**Provided data:**

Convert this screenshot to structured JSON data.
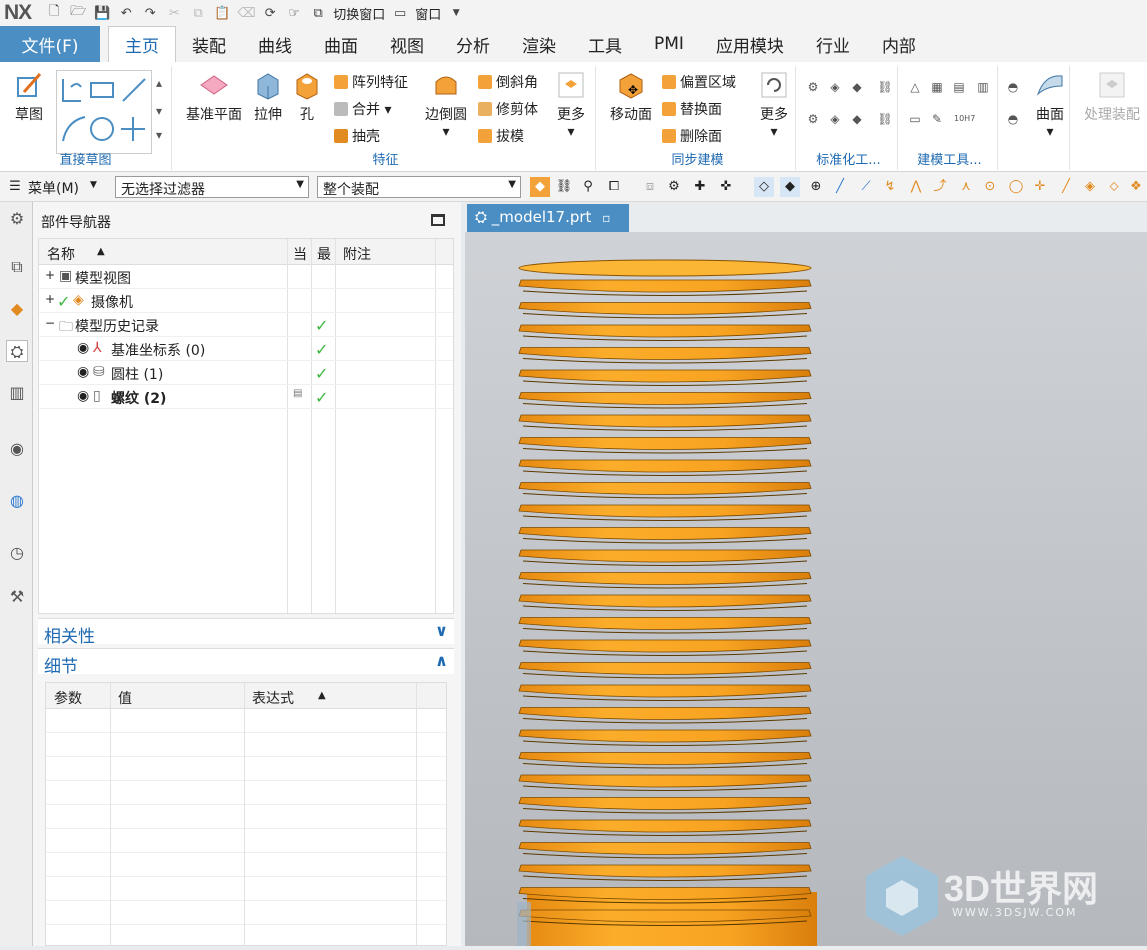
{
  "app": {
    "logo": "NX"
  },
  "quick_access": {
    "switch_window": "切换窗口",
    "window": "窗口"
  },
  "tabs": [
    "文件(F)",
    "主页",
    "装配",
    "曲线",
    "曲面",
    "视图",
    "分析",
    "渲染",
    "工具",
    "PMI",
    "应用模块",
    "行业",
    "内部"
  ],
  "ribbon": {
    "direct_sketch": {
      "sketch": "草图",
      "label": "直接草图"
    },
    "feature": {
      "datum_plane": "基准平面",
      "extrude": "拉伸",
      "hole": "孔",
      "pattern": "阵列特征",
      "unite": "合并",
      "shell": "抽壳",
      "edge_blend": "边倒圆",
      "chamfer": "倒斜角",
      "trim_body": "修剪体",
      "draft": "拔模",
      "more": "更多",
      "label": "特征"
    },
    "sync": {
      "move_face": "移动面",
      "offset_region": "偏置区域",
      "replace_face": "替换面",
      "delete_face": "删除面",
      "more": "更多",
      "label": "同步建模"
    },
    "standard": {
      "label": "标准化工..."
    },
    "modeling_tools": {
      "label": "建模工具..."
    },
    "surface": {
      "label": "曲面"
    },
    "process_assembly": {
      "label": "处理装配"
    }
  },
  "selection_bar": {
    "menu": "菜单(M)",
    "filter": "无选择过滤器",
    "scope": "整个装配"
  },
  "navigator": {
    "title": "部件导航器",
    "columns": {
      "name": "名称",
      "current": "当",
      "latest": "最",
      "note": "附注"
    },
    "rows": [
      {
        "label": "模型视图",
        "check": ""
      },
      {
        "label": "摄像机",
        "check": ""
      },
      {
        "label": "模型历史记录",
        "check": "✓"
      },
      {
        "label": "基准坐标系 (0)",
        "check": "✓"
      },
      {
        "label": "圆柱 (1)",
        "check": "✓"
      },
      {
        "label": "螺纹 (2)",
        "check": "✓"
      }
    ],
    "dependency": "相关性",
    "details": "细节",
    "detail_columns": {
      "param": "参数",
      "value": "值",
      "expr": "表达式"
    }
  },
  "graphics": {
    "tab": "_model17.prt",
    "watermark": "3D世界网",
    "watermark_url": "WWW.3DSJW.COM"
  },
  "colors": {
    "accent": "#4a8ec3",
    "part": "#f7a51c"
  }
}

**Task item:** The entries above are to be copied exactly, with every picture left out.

**Task response:**
Convert this screenshot to structured JSON data.
{
  "app": {
    "logo": "NX"
  },
  "quick_access": {
    "switch_window": "切换窗口",
    "window": "窗口"
  },
  "tabs": [
    "文件(F)",
    "主页",
    "装配",
    "曲线",
    "曲面",
    "视图",
    "分析",
    "渲染",
    "工具",
    "PMI",
    "应用模块",
    "行业",
    "内部"
  ],
  "ribbon": {
    "direct_sketch": {
      "sketch": "草图",
      "label": "直接草图"
    },
    "feature": {
      "datum_plane": "基准平面",
      "extrude": "拉伸",
      "hole": "孔",
      "pattern": "阵列特征",
      "unite": "合并",
      "shell": "抽壳",
      "edge_blend": "边倒圆",
      "chamfer": "倒斜角",
      "trim_body": "修剪体",
      "draft": "拔模",
      "more": "更多",
      "label": "特征"
    },
    "sync": {
      "move_face": "移动面",
      "offset_region": "偏置区域",
      "replace_face": "替换面",
      "delete_face": "删除面",
      "more": "更多",
      "label": "同步建模"
    },
    "standard": {
      "label": "标准化工..."
    },
    "modeling_tools": {
      "label": "建模工具..."
    },
    "surface": {
      "label": "曲面"
    },
    "process_assembly": {
      "label": "处理装配"
    }
  },
  "selection_bar": {
    "menu": "菜单(M)",
    "filter": "无选择过滤器",
    "scope": "整个装配"
  },
  "navigator": {
    "title": "部件导航器",
    "columns": {
      "name": "名称",
      "current": "当",
      "latest": "最",
      "note": "附注"
    },
    "rows": [
      {
        "label": "模型视图",
        "check": ""
      },
      {
        "label": "摄像机",
        "check": ""
      },
      {
        "label": "模型历史记录",
        "check": "✓"
      },
      {
        "label": "基准坐标系 (0)",
        "check": "✓"
      },
      {
        "label": "圆柱 (1)",
        "check": "✓"
      },
      {
        "label": "螺纹 (2)",
        "check": "✓"
      }
    ],
    "dependency": "相关性",
    "details": "细节",
    "detail_columns": {
      "param": "参数",
      "value": "值",
      "expr": "表达式"
    }
  },
  "graphics": {
    "tab": "_model17.prt",
    "watermark": "3D世界网",
    "watermark_url": "WWW.3DSJW.COM"
  },
  "colors": {
    "accent": "#4a8ec3",
    "part": "#f7a51c"
  }
}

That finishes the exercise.